But there's also a segment of society that's totally against the idea of Surrogates, sequestered away in a less than optimal part of town.

Underneath this society, crimes are being committed that alerts people to the idea that a user can potentially be killed via their surrogate remote connection... or murdered. One thing leads to another, and Greer (Willis) is forced to pursue his investigation in his own meat sack, so to speak, when his unit gets trashed.


The film presents the philosophical premise of humans having a chance to live perfect lives versus living it as we were meant to, with repercussions for our actions and having no reset buttons. Throughout the film we watch Greer trying to convince his Surrogate addicted wife to just take a vacation with him, as humans. But she represents the rest of how humanity feels about their fantasy lives, considering that living life as a surrogate appeals to her vanity, considering her preference to not go outside with the scars she has received from a previous automobile accident. And Greer's desire to do things with his remote is based off that same accident, that killed his son.

I found myself somewhat riveted by the film, watching to see what will come of each new development, from discovering how the remote robots worked, to the addiction to using the robots, and how Greer interacts with the world when he doesn't have his robot. All while watching how the different sects of society lives, dealing with the two factions of society.

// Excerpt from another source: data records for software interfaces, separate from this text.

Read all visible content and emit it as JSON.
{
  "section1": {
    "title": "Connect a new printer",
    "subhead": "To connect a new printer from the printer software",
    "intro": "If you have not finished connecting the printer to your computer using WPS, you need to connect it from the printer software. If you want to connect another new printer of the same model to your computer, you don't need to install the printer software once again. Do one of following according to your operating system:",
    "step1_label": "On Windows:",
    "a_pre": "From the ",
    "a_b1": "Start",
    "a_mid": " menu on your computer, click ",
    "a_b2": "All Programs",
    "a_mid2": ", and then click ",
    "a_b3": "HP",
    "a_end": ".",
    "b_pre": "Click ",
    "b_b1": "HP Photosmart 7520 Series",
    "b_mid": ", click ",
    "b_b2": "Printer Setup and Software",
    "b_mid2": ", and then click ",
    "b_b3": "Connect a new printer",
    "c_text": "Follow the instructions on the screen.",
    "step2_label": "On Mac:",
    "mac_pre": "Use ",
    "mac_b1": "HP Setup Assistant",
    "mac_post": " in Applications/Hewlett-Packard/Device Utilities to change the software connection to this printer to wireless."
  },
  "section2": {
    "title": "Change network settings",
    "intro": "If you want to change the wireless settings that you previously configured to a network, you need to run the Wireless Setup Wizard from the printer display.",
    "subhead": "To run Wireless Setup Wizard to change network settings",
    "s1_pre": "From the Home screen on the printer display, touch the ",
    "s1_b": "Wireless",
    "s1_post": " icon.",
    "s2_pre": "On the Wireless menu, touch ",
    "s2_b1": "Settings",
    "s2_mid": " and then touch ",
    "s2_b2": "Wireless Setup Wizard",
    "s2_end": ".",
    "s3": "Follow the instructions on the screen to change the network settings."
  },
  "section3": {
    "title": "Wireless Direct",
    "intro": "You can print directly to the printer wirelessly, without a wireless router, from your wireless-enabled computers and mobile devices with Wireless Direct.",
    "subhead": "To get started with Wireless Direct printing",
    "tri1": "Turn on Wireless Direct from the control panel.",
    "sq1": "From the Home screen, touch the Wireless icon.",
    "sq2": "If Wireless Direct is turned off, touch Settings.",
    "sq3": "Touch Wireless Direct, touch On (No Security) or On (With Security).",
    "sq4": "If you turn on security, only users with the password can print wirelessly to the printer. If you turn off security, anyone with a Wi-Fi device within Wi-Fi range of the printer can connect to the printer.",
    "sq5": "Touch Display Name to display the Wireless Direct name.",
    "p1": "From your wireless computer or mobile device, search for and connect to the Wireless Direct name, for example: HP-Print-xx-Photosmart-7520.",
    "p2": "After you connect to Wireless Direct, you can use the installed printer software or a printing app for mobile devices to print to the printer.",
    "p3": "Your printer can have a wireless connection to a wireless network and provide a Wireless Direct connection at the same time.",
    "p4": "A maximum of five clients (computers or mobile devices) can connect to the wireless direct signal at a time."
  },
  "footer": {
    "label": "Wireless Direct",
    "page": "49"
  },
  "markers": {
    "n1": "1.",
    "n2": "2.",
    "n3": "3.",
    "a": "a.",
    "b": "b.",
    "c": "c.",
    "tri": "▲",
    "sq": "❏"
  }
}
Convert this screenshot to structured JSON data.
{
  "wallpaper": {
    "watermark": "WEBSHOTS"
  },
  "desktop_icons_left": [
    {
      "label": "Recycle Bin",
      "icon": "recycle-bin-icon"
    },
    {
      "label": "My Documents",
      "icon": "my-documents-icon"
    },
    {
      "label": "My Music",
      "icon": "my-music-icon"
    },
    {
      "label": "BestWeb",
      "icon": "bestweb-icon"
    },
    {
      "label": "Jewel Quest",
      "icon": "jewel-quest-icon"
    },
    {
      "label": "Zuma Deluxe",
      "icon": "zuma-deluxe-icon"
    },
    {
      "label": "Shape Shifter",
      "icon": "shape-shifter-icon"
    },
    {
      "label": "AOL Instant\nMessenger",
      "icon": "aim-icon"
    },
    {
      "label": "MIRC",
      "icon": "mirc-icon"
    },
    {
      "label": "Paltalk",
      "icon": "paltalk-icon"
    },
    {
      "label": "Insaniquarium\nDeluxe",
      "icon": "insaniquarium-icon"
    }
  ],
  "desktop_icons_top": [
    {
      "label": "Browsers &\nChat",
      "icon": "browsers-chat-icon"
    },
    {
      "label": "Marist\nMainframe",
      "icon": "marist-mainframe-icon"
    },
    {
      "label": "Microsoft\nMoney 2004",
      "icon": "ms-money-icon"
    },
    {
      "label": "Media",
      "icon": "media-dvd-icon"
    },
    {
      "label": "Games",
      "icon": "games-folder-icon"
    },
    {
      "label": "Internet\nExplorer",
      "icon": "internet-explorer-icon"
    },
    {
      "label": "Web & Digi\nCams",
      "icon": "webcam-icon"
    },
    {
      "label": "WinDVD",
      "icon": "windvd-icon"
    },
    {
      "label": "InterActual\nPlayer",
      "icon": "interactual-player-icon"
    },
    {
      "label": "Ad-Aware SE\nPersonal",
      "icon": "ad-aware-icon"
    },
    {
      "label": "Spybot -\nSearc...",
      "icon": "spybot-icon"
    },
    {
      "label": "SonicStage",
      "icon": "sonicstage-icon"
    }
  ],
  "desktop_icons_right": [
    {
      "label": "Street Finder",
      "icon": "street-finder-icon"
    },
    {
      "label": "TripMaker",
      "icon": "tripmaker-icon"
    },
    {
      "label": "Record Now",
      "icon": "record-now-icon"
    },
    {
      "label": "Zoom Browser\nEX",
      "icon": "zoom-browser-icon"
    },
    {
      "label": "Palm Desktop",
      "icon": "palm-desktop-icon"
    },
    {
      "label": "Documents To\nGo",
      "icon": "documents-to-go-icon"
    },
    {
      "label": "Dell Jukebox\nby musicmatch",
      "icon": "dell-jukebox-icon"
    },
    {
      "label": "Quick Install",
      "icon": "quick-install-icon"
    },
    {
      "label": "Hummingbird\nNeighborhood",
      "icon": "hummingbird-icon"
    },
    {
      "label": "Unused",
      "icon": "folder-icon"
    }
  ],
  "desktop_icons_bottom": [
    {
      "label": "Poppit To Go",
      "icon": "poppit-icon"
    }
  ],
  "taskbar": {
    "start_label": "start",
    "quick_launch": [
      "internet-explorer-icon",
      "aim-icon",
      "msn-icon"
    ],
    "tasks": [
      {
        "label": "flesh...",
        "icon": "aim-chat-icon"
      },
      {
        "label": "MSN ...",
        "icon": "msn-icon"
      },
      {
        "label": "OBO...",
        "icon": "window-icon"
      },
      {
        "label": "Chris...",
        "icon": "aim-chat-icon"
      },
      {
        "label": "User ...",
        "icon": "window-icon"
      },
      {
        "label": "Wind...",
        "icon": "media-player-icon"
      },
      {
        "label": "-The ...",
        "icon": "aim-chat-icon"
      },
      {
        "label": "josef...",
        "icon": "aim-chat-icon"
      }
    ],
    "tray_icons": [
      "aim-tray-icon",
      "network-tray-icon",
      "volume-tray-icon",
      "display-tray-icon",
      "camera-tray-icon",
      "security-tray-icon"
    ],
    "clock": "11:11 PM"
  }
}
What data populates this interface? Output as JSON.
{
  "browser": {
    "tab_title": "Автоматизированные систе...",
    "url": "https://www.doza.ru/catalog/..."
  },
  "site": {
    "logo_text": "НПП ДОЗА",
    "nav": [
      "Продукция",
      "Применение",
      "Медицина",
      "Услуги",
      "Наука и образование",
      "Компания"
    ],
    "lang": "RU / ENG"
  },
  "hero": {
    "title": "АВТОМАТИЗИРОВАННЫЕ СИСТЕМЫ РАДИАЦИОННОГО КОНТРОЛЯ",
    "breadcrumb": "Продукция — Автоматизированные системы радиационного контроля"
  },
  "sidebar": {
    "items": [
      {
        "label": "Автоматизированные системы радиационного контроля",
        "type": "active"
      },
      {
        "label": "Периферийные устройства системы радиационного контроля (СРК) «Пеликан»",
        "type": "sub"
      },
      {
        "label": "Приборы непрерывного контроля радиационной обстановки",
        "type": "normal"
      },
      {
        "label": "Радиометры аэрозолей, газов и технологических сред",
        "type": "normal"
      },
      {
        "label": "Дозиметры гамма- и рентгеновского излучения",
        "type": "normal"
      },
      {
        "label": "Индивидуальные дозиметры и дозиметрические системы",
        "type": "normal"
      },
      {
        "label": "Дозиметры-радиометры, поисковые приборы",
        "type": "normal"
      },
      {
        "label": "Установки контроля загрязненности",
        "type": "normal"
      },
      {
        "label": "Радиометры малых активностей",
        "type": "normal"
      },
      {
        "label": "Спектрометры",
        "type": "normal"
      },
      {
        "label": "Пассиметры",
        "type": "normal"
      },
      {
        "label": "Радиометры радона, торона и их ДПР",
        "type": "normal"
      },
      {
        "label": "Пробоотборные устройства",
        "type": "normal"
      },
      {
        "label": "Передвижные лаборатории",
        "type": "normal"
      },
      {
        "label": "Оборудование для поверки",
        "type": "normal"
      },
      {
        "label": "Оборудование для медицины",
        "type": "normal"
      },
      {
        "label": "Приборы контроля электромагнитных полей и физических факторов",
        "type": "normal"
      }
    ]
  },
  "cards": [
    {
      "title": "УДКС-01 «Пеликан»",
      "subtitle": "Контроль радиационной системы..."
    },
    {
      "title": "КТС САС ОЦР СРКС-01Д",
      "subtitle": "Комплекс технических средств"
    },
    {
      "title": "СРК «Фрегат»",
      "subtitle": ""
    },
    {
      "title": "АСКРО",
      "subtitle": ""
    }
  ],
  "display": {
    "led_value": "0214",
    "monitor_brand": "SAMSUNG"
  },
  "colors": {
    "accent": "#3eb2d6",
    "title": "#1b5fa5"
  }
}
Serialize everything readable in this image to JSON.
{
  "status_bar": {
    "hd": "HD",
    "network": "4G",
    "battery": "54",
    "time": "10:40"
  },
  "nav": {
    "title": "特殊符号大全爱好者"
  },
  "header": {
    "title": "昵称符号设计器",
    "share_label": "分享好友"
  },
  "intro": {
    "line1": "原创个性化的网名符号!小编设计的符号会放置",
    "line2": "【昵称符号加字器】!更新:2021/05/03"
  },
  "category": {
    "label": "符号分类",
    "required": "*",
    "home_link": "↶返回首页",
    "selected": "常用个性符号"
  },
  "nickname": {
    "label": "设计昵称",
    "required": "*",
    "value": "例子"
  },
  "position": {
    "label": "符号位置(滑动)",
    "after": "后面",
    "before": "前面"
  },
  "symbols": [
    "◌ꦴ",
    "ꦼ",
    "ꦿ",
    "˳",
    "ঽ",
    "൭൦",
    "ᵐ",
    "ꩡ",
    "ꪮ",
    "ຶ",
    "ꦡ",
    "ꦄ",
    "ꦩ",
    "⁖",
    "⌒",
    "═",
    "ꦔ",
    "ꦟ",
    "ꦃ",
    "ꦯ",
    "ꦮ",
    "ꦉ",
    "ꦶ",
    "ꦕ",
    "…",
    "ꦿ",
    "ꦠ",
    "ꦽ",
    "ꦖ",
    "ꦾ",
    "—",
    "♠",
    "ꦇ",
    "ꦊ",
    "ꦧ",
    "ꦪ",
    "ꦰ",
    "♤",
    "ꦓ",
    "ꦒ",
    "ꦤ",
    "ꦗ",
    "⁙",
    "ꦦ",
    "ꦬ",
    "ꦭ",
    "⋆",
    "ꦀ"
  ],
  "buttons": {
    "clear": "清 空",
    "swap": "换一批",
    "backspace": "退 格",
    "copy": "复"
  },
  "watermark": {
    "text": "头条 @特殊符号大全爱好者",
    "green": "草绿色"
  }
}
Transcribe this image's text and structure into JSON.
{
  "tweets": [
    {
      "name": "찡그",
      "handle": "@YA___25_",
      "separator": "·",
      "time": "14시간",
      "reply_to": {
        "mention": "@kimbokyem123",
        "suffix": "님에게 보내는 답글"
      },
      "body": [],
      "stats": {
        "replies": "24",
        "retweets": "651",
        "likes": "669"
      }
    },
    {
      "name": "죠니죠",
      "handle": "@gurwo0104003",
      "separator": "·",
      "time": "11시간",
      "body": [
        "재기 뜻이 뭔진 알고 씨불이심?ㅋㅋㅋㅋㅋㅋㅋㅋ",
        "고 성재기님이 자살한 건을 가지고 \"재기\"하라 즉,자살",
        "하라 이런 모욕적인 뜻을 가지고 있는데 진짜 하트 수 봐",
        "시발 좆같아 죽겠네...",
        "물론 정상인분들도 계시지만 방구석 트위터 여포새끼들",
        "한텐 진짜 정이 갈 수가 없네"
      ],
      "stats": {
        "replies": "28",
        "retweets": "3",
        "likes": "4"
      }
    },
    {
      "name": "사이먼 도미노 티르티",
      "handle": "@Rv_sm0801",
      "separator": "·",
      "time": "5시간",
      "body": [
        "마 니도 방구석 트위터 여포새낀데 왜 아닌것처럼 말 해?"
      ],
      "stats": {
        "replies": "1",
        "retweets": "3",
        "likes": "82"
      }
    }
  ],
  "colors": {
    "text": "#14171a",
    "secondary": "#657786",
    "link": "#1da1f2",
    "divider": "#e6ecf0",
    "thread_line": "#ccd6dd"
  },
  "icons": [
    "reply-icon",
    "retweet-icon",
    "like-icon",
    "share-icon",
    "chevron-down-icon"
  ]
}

All in all, on IMDb, the film has a 6.3/10 but I was riveted or curious enough to give it at least a popcorn 7.

= = = = = = = = = = = = = = = = = = = = = = = = = = = = = = = =
Follow Cinema Static on: